Caring for your new baby can feel like driving along a dark highway without a GPS: you know your destination ? a happy, healthy human being ? but you?re not sure whether you?re heading in the right direction.

Breaking out of the isolation of motherhood

There can be many reasons for mummy isolation ? and you don?t have to be a new mother to feel like you're often doing it all alone. Here, mums share their stories of feeling isolated, and what they do to try to break out of it.

The billionaire baby with $10,000 worth of prams

When money is no object you can go all out when it comes to baby transportation, as this billionaire socialite has shown.

Medication helps depressed mums to breastfeed

Breastfeeding mums are often told their medication may pass into their milk, but a new study suggests the benefits of taking antidepressants are greater than any risks to baby.

 

Free Printable Activities

Keeping little hands busy

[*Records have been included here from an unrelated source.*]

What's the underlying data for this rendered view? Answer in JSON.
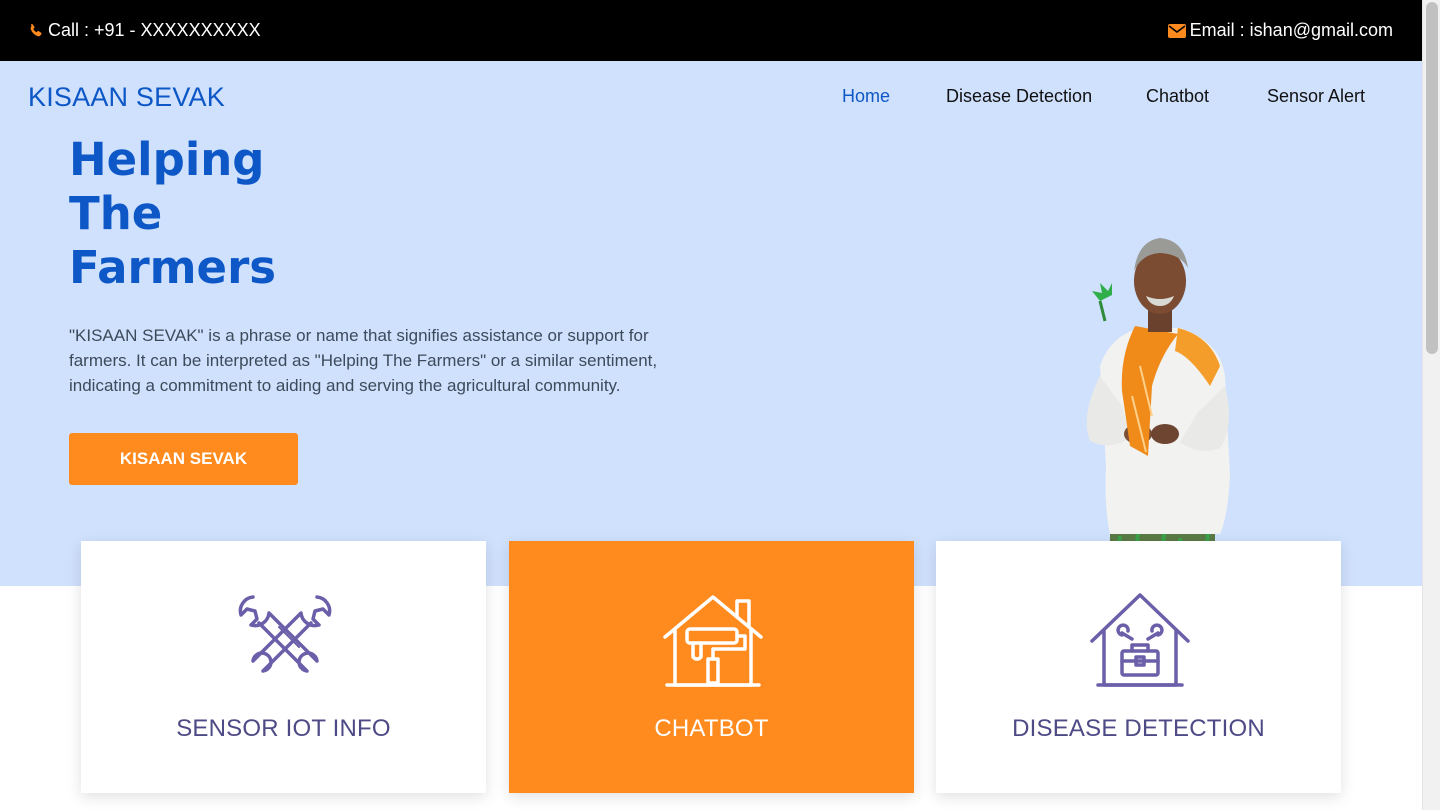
{
  "topbar": {
    "call_text": "Call : +91 - XXXXXXXXXX",
    "email_text": "Email : ishan@gmail.com",
    "phone_icon": "phone-icon",
    "mail_icon": "envelope-icon",
    "icon_color": "#ff8b1f"
  },
  "brand": "KISAAN SEVAK",
  "nav": {
    "items": [
      "Home",
      "Disease Detection",
      "Chatbot",
      "Sensor Alert"
    ],
    "active": "Home"
  },
  "hero": {
    "headline": [
      "Helping",
      "The",
      "Farmers"
    ],
    "description": "\"KISAAN SEVAK\" is a phrase or name that signifies assistance or support for farmers. It can be interpreted as \"Helping The Farmers\" or a similar sentiment, indicating a commitment to aiding and serving the agricultural community.",
    "cta_label": "KISAAN SEVAK"
  },
  "cards": [
    {
      "label": "SENSOR IOT INFO",
      "icon": "crossed-wrenches-icon"
    },
    {
      "label": "CHATBOT",
      "icon": "house-paint-roller-icon"
    },
    {
      "label": "DISEASE DETECTION",
      "icon": "house-toolbox-icon"
    }
  ],
  "colors": {
    "brand_blue": "#0d57c7",
    "hero_bg": "#cfe1fd",
    "accent_orange": "#ff8b1f",
    "icon_purple": "#6a5fa8"
  }
}
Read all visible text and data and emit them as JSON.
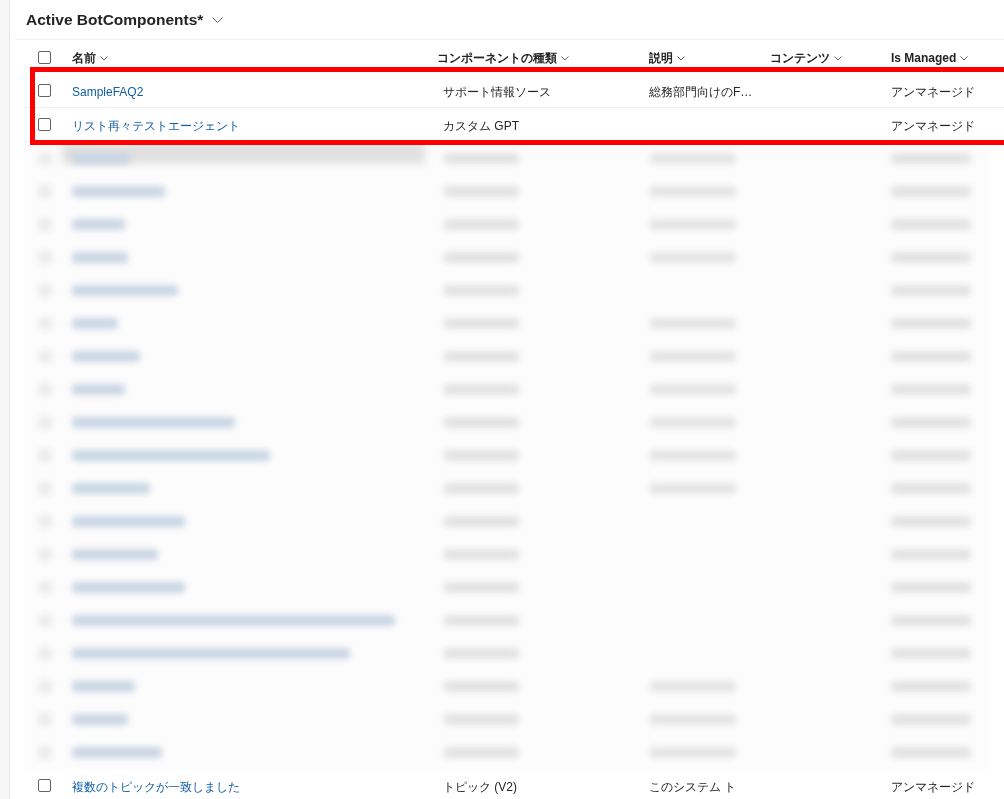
{
  "view": {
    "title": "Active BotComponents*"
  },
  "table": {
    "select_all": {
      "checked": false
    },
    "columns": [
      {
        "label": "名前"
      },
      {
        "label": "コンポーネントの種類"
      },
      {
        "label": "説明"
      },
      {
        "label": "コンテンツ"
      },
      {
        "label": "Is Managed"
      }
    ],
    "rows": [
      {
        "kind": "record",
        "checked": false,
        "highlighted": true,
        "name": "SampleFAQ2",
        "component_type": "サポート情報ソース",
        "description": "総務部門向けのF…",
        "managed": "アンマネージド"
      },
      {
        "kind": "record",
        "checked": false,
        "highlighted": true,
        "name": "リスト再々テストエージェント",
        "component_type": "カスタム GPT",
        "managed": "アンマネージド"
      },
      {
        "kind": "blurred"
      },
      {
        "kind": "blurred"
      },
      {
        "kind": "blurred"
      },
      {
        "kind": "blurred"
      },
      {
        "kind": "blurred"
      },
      {
        "kind": "blurred"
      },
      {
        "kind": "blurred"
      },
      {
        "kind": "blurred"
      },
      {
        "kind": "blurred"
      },
      {
        "kind": "blurred"
      },
      {
        "kind": "blurred"
      },
      {
        "kind": "blurred"
      },
      {
        "kind": "blurred"
      },
      {
        "kind": "blurred"
      },
      {
        "kind": "blurred"
      },
      {
        "kind": "blurred"
      },
      {
        "kind": "blurred"
      },
      {
        "kind": "blurred"
      },
      {
        "kind": "blurred"
      },
      {
        "kind": "record",
        "checked": false,
        "highlighted": false,
        "name": "複数のトピックが一致しました",
        "component_type": "トピック (V2)",
        "description": "このシステム ト",
        "managed": "アンマネージド"
      }
    ]
  }
}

Free printable acitivity pages like colouring in, cutting, word finders, mazes, maths activities and puzzles.

 
Advertisement
 
 
Essential Baby and Essential Kids is the place to find parenting information and parenting support relating to conception, pregnancy, birth, babies, toddlers, kids, maternity, family budgeting, family travel, nutrition and wellbeing, family entertainment, kids entertainment, tips for the family home, child-friendly recipes and parenting. Try our pregnancy due date calculator to determine your due date, or our ovulation calculator to predict ovulation and your fertile period. Our pregnancy week by week guide shows your baby's stages of development. Access our very active mum's discussion groups in the Essential Baby forums or the Essential Kids forums to talk to mums about conception, pregnancy, birth, babies, toddlers, kids and parenting lifestyle. Essential Baby also offers a baby names database of more than 22,000 baby names, popular baby names, boys' names, girls' names and baby names advice in our baby names forum. Essential Kids features a range of free printable worksheets for kids from preschool years through to primary school years. For the latest baby clothes, maternity clothes, maternity accessories, toddler products, kids toys and kids clothing, breastfeeding and other parenting resources, check out Essential Baby and Essential Kids.